Complicated? Yes. And that's why this movie is so worthwhile seeing. Despite the obvious bias, the movie was shot through the eyes of people fighting for their elected leader and the viewer is pulled into their personal dilemnas and can't help identifing with their desires. The armed gangs that exist in Haiti are gradually revealed weren't about personal power as much as they were born out of a need for survival, a sense of order - and strangley, a quest for peace. That story became the real intrique of the movie for me. It didn't seem to matter who lead the country as long as violence created more violence.
If the movie had added even one line giving it a more objective context, I wouldn't hesitate to give it 5 stars. I found the subtitles were easy to follow since over half the movie was in broken english. The story moved along quickly without any dull moments. All the characters were believable since they were real and engaging. But what impressed me was the fact I wanted to watch it again, soon.Read more ›
That doesn't mean this documentary is not worth watching, as it gives you an idea of what the lives of the people who lived in the slum of Cité Soleil were like, and the few choices they had in order to stay alive. Become a chimere (or "ghost") and be a part of the gang or die, kill or be killed. Furthermore, "Ghosts of Cite Soleil" prompts you to find out on your own what it doesn't give you, that is, at least a little more information regarding the historical, political, social and economic roots of the deep unrest we witness throughout the film.
On the whole, I can say that "Ghosts of Cite Soleil" portrays a shocking and violent reality in a crude but effective way. I recommend this documentary, but with some reservations: it is not perfect, and it is certainly not for the weak of heart.
The documentary "Ghosts of Cite Soleil" focuses on two brothers - one who goes by the name Haitian 2Pac and the other Bily - who, at the time the movie was filmed, made up two of the five major chieftains who ruled the area. 2Pac, who describes himself on camera as a gangster/rapper and as "pure Mafia," nevertheless sees himself as a defender of the downtrodden who have been largely abandoned by the higher-ups and powerbrokers in his country. Thus, his devotion to the Aristide government is seen as tenuous and conditional at best. His younger brother, Bily, however, would appear to have political aspirations of his own, so he is more overtly loyal to the corrupt leader.

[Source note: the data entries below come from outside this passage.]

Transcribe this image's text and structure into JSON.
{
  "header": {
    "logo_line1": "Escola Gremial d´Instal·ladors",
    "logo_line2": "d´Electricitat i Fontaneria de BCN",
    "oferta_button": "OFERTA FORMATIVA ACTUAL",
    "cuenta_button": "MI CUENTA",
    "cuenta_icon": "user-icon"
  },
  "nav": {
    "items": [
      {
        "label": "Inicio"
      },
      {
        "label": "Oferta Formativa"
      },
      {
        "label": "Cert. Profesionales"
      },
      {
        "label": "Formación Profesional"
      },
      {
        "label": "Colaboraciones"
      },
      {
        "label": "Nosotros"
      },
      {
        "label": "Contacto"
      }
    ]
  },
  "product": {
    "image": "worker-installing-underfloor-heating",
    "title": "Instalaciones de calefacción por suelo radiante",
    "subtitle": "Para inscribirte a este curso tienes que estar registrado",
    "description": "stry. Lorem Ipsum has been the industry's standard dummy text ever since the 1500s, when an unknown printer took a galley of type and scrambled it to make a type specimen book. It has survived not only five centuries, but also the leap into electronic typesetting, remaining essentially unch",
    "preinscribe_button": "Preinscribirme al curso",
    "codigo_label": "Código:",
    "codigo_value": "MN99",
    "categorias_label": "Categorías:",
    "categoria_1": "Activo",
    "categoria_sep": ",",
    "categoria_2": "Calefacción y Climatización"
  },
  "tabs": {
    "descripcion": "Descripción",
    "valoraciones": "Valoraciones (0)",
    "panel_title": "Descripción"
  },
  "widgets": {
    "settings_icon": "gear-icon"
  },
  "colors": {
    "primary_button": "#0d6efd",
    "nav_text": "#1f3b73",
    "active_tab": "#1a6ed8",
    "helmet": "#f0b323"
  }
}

The movie was shot mainly in February 2004, which, as fortune would have it, was also the precise moment when Aristide was forcibly removed from office by groups of armed rebels, many of them former soldiers of the army that Aristide himself had earlier disbanded. Thus, the latter portion of the movie takes place in the not-much-more-stable post-Aristide era.
It's hard to imagine a more despairing film than "Ghosts of Cite Soleil," as even 2Pac himself states right up front that in this impoverished hellhole "you never live long, you always die young.Read more ›
Most Recent Customer Reviews
Best unbiased hands on personal account of life in the hood of Port of Prince, Haiti. This documentary follows the life of a local rapper and even turns intimate with the lead... Read morePublished 4 months ago by Orlando Barnett
Insightful attention grabber! So well-designed... You almost forget it's a documentary. Real-time footage of the civil unrest is absolutely unreal.Published on April 23, 2014 by J CASH
The documentary is well filmed. But I don't agree on the fact that the united nation stated that cite soleil is the most dangerous city on earth. Read morePublished on March 18, 2014 by Nahomie Moise
It's good for us to watch these films and remind ourselves that these things are happening all over the world.Published on September 16, 2013 by Bonita Ames
I saw this on T.V for the first time and knew I had to add it to my collection, sad story howeverPublished on August 25, 2013 by Nehanda Nzingha Sankofa-Ra
This is an amazing film simply because it exists. I cannot imagine how the film makers got access to this environment and we're able to capture this footage. Read morePublished on May 16, 2010 by John P. Marsh
Thoroughly dismaying and often disgusting, this lurid, amoral pseudo-celebration of inner-city gangstas evokes neither sympathy nor understanding. Read morePublished on January 27, 2010 by Carolyn Paetow
i just want to add to all these comments my own infatuation with the character of lele, the french aid worker. Read morePublished on January 22, 2010 by moineau